She spent the first year of her life in an orphanage, then was adopted by a couple who raised her in Baton Rouge, La., telling her and her brother — also adopted, but from different biological parents — before they knew what it meant that they were adopted.
Beyond that, Gauthier had virtually no information about her biological parents, because records were sealed and her adoptive parents were given no information to share.
For most of her life, however, those details held little interest for Gauthier. Although her adoptive father was alcoholic and her mother “had her own bag of tricks,” she didn’t want to do anything that might hurt them.
“I wasn’t the kind of adopted person that wandered around wondering who my [biological] family was,” she said. “I didn’t. My sense of loyalty to my adoptive family — as tragic as they are … were — was immense. I didn’t want to betray them or appear ungrateful. I just didn’t dare ask those questions … .Somewhere in there I was scared I would lose those people. Even though they were difficult at best, I was terrified of losing them and then having nothing.”
When she actively undertook the search about three years ago, it wasn’t something she did voluntarily.
“I got mud wrestled to the ground by an extremely aggressive therapist,” she said with a laugh. “It wasn’t something I came with on my own, I’ll tell you that. She was adamant that it was the missing link to some of the mysteries to my psychology. I didn’t really believe her, but I did trust her. So I kinda got pushed into it. I was hoping to solve some mysteries and I guess I did.”
She sets the scene in the title track, which bookends the new album: “Left on a doorstep/An unbidden guest/A shivering shadow/A child with no name/Severed, surrendered, sinking in pain.”
In “Mama Here, Mama Gone,” Gauthier channels a primal power similar to what John Lennon tapped in “Mother,” his 1970 song about the anguish of the loss of his mother when he was young: “Paradise receding, paradise withdrawn,” Gauthier sings, “mama here, mama gone.”
The date of her birth provides the title for the spellbinding account of her phone call to her biological mother. As she told the fans at the Stagecoach set, “It took three days for a private investigator to find her, and six months for me to get the courage to place the call.”

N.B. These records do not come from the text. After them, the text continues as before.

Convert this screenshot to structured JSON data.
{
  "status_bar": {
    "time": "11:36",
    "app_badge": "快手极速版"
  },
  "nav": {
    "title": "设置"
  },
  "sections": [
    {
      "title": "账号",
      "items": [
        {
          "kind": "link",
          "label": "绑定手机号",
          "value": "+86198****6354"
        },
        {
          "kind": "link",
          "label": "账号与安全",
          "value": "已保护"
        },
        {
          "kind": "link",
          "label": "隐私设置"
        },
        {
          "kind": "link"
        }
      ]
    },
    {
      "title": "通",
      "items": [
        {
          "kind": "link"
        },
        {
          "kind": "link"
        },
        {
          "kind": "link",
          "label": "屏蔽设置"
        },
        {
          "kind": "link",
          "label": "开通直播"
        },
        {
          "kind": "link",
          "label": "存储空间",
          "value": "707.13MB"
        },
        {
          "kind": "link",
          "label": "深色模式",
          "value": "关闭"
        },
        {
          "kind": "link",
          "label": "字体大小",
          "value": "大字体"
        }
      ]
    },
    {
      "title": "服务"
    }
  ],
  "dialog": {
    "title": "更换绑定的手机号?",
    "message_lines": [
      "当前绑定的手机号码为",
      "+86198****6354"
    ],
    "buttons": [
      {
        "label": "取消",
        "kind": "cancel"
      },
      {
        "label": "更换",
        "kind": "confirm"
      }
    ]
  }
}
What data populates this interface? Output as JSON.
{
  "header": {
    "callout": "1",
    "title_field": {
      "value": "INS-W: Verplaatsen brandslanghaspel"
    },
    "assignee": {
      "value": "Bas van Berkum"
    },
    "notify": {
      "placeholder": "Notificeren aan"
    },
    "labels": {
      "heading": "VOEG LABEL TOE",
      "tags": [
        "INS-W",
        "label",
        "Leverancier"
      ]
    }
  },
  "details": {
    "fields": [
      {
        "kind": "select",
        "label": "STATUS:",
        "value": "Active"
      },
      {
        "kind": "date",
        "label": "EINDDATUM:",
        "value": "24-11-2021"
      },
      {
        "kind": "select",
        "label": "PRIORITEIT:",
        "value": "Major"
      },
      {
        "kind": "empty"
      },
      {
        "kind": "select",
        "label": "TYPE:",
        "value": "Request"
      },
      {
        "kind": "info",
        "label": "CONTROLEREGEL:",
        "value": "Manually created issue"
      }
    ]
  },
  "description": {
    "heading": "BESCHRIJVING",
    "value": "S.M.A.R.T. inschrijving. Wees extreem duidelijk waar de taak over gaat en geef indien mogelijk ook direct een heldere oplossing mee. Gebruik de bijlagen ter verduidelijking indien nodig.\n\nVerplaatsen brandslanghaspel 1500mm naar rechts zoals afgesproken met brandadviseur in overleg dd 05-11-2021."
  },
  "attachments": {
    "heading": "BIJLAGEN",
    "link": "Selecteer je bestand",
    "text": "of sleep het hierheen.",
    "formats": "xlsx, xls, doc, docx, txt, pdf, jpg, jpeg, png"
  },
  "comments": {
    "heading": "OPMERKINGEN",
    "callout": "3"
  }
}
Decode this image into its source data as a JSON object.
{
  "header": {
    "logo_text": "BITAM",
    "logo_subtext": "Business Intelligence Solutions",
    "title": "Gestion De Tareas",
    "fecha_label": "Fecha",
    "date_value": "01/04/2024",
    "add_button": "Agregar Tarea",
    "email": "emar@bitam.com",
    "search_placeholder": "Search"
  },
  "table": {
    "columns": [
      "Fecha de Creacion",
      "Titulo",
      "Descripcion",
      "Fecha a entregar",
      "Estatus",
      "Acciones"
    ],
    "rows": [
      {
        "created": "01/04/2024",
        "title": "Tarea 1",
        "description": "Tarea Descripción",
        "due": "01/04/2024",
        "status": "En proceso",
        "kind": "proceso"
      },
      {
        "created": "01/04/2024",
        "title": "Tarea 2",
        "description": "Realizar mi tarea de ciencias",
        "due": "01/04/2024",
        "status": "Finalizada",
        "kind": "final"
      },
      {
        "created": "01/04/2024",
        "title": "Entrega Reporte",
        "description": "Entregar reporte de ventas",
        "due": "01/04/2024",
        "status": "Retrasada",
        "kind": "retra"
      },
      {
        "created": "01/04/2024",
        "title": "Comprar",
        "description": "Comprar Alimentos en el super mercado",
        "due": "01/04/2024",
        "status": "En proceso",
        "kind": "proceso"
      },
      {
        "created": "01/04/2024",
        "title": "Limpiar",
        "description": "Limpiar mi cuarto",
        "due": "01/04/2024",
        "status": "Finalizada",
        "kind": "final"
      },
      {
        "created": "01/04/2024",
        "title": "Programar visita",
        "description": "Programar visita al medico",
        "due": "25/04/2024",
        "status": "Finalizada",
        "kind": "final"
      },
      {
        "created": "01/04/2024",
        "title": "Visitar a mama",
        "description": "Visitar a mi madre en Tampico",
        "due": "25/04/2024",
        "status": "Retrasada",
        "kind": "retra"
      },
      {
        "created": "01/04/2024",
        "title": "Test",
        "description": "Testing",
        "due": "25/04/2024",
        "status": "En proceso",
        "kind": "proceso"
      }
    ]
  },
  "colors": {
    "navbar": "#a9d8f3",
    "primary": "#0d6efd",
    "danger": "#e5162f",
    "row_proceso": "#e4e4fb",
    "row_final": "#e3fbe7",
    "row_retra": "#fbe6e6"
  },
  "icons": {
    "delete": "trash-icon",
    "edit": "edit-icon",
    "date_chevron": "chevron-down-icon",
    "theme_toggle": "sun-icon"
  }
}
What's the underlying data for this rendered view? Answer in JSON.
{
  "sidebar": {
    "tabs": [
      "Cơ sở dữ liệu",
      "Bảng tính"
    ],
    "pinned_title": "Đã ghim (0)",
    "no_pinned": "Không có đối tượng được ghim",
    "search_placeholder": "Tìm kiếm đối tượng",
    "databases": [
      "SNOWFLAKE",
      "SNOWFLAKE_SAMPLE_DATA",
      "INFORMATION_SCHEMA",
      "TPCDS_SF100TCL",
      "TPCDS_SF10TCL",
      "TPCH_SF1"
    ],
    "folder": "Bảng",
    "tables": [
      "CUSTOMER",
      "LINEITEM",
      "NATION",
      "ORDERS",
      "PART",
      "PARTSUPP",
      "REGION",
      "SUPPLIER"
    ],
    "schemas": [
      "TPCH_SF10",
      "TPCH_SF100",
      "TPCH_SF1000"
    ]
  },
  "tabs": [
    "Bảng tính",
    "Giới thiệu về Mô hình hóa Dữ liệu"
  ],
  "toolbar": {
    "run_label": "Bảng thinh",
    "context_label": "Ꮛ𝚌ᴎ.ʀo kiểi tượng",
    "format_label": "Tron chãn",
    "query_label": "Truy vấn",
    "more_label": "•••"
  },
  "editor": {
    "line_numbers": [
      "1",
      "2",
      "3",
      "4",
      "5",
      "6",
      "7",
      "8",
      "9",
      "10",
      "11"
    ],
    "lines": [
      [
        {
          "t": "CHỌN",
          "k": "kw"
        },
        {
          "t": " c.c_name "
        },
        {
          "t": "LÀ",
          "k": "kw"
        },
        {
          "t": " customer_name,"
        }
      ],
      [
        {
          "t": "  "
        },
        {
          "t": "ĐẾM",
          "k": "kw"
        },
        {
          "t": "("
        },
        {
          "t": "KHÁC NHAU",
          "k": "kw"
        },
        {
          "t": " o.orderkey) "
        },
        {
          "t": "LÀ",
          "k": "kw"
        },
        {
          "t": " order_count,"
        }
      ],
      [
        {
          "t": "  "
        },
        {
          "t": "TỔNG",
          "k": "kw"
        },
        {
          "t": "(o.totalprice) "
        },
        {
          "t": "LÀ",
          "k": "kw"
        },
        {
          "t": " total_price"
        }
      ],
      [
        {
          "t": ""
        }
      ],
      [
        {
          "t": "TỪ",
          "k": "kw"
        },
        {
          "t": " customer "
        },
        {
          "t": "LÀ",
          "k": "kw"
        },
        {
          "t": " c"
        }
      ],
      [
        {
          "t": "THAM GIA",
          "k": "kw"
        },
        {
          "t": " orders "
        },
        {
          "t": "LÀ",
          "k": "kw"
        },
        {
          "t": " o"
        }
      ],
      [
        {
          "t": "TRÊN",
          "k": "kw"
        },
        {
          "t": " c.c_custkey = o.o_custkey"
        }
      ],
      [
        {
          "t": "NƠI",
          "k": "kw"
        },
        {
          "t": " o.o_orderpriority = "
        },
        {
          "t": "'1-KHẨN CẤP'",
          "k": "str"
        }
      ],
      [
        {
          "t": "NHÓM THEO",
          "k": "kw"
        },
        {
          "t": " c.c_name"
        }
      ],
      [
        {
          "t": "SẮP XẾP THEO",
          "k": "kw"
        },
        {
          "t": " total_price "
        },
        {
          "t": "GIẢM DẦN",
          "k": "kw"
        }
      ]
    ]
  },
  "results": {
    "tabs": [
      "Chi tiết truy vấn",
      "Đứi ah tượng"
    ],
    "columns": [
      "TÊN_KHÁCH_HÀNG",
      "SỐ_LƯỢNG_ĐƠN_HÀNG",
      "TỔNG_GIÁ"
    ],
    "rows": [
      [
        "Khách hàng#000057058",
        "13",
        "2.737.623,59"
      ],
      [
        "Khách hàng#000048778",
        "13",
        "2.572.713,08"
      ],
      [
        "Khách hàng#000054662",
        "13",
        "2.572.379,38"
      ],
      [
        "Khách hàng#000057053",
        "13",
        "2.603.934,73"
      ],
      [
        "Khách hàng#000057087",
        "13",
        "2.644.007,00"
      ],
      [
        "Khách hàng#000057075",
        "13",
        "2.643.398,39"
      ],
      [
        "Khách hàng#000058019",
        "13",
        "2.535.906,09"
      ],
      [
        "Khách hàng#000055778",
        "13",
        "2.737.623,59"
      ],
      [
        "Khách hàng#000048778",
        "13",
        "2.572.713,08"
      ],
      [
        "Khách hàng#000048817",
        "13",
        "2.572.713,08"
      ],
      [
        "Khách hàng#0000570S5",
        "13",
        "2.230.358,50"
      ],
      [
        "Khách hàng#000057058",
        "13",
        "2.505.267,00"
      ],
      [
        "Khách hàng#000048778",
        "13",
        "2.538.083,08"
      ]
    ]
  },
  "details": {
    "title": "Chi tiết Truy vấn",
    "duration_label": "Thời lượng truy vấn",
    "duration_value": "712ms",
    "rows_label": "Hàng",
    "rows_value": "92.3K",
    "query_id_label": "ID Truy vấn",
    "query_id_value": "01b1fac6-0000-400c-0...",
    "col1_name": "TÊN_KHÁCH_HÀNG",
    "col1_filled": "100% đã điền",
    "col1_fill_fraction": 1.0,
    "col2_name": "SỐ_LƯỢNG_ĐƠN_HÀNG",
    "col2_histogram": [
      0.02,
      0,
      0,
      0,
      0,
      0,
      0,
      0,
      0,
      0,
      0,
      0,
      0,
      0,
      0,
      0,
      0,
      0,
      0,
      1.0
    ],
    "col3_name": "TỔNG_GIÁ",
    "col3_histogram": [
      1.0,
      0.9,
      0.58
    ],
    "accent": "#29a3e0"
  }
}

That first contact, she admits, “didn’t go well.” As she learned upon hiring a private investigator, the woman had married, had more children and never told them of the baby she had given up.
“Hello, hello, say something/Don’t leave me hanging here like this/If there’s something right to say right now/I don’t know what it is,” she sings plaintively. By the song’s end, she hasn’t found the closure she might have been after but discovers a way to make peace with a situation she can’t change.
The album, produced sparingly by Michael Timmins of the Cowboy Junkies, makes full use of the panoply of musical styles native to Louisiana, from the aching French waltz of the title track and the jaunty two-step of “Goodbye” to the gospel circus-inflected R&B of “Sideshow” and the haunted folk balladry of “Another Day Borrowed.”
The depths with which she explores the many facets of what she calls “the adoption triad” — the parents who place children for adoption, those who adopt them and the adoptees themselves — sets her up to be a poster child for adoption, a role she’s ready to accept, but only to an extent.
“Here’s what I do best: I tell stories, and my work has been to tell this story,” said Gauthier. “If I were to have to go on talk shows and talk the politics of whether birth records should be open in this country, I would not be that good at it. There are people who do that really well. I think I’m best suited to just tell the stories: Here’s what this feels like; here’s what happened to me.”
Doesn’t it just poke at old wounds to sing these songs night after night?
“There’s no pain in telling the story for me,” she said, adding with a chuckle: “The pain was in living the story. But I’ve survived, so telling it is liberating and healing … . I don’t want to sound too woo-woo about it, but there is something healing in telling your stories to compassionate listeners. I find it very helpful.”